(Page and application data records)
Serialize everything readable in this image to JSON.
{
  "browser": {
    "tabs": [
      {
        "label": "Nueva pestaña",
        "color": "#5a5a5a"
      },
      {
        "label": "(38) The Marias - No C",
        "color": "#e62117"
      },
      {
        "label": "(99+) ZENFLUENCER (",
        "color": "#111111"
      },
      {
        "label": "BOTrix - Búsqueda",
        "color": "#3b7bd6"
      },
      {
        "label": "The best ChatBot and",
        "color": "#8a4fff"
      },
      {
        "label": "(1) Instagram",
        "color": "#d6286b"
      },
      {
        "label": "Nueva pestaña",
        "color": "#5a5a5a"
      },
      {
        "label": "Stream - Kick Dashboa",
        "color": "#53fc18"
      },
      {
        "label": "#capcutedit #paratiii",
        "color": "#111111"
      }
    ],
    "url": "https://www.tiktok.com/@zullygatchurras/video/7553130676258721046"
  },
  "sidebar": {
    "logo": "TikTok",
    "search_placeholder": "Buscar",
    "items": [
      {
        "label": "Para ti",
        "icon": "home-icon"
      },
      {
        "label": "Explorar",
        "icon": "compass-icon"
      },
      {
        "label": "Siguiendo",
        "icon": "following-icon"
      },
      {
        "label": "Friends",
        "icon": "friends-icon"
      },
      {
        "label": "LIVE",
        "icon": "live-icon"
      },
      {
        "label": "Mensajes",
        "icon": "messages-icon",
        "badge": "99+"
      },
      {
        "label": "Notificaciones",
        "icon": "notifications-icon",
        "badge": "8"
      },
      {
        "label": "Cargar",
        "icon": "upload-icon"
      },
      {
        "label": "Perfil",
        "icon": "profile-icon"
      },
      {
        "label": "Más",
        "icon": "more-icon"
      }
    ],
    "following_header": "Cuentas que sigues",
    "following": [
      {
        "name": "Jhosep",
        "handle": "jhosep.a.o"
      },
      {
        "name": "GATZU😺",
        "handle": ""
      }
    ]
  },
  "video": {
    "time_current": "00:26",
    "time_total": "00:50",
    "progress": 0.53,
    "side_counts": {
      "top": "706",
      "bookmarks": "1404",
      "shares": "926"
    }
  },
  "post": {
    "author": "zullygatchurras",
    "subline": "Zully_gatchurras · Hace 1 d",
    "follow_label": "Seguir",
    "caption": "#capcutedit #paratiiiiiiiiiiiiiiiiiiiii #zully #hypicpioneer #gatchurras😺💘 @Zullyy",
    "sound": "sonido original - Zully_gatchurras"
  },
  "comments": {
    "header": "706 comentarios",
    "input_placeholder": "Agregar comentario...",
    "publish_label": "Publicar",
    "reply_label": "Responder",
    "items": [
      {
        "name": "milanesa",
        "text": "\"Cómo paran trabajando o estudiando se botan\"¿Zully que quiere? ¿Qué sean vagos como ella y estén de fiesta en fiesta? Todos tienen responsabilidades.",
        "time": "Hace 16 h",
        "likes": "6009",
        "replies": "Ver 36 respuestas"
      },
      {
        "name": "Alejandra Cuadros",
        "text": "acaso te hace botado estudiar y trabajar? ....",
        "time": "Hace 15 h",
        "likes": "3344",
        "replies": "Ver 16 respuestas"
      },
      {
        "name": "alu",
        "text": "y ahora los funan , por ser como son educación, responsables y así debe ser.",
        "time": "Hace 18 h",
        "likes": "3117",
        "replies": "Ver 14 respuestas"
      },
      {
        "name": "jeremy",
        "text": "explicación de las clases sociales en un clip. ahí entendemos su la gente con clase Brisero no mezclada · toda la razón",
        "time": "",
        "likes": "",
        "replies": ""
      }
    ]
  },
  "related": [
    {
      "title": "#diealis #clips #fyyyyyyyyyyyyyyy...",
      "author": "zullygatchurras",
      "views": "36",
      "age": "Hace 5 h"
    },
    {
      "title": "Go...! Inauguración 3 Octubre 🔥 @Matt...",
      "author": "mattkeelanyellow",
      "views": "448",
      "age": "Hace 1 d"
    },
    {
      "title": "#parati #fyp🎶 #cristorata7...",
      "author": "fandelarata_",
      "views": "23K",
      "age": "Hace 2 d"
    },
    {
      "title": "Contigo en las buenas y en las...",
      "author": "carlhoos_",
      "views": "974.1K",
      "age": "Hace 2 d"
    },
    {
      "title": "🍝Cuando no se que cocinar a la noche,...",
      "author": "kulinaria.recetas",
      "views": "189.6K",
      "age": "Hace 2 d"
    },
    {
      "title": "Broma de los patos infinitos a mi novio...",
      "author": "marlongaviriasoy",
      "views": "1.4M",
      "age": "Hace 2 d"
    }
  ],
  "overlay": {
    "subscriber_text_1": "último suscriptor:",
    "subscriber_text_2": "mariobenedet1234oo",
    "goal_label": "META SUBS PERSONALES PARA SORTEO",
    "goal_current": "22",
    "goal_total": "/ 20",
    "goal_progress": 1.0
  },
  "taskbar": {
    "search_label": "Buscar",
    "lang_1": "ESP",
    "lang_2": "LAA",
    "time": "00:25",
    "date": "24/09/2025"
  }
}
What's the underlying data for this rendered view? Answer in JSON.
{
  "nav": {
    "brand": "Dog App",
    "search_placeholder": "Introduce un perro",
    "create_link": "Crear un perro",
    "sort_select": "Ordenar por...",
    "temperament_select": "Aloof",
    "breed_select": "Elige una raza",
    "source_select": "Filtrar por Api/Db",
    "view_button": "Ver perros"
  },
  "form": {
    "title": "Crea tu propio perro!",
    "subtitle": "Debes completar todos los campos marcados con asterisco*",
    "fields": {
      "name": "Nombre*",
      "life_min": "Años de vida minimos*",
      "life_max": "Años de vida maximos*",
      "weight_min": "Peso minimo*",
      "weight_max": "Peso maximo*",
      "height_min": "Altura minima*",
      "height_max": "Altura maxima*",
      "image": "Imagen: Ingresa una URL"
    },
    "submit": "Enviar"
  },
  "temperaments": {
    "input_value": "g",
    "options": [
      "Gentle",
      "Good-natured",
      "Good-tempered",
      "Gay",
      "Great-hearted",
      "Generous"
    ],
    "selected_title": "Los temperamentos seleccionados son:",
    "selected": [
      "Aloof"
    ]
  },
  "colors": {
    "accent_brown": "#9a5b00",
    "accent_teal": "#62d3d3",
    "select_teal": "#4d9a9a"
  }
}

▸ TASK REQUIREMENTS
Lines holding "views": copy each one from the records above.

▸ ANSWER SPACE
      "views": "36",
      "views": "448",
      "views": "23K",
      "views": "974.1K",
      "views": "189.6K",
      "views": "1.4M",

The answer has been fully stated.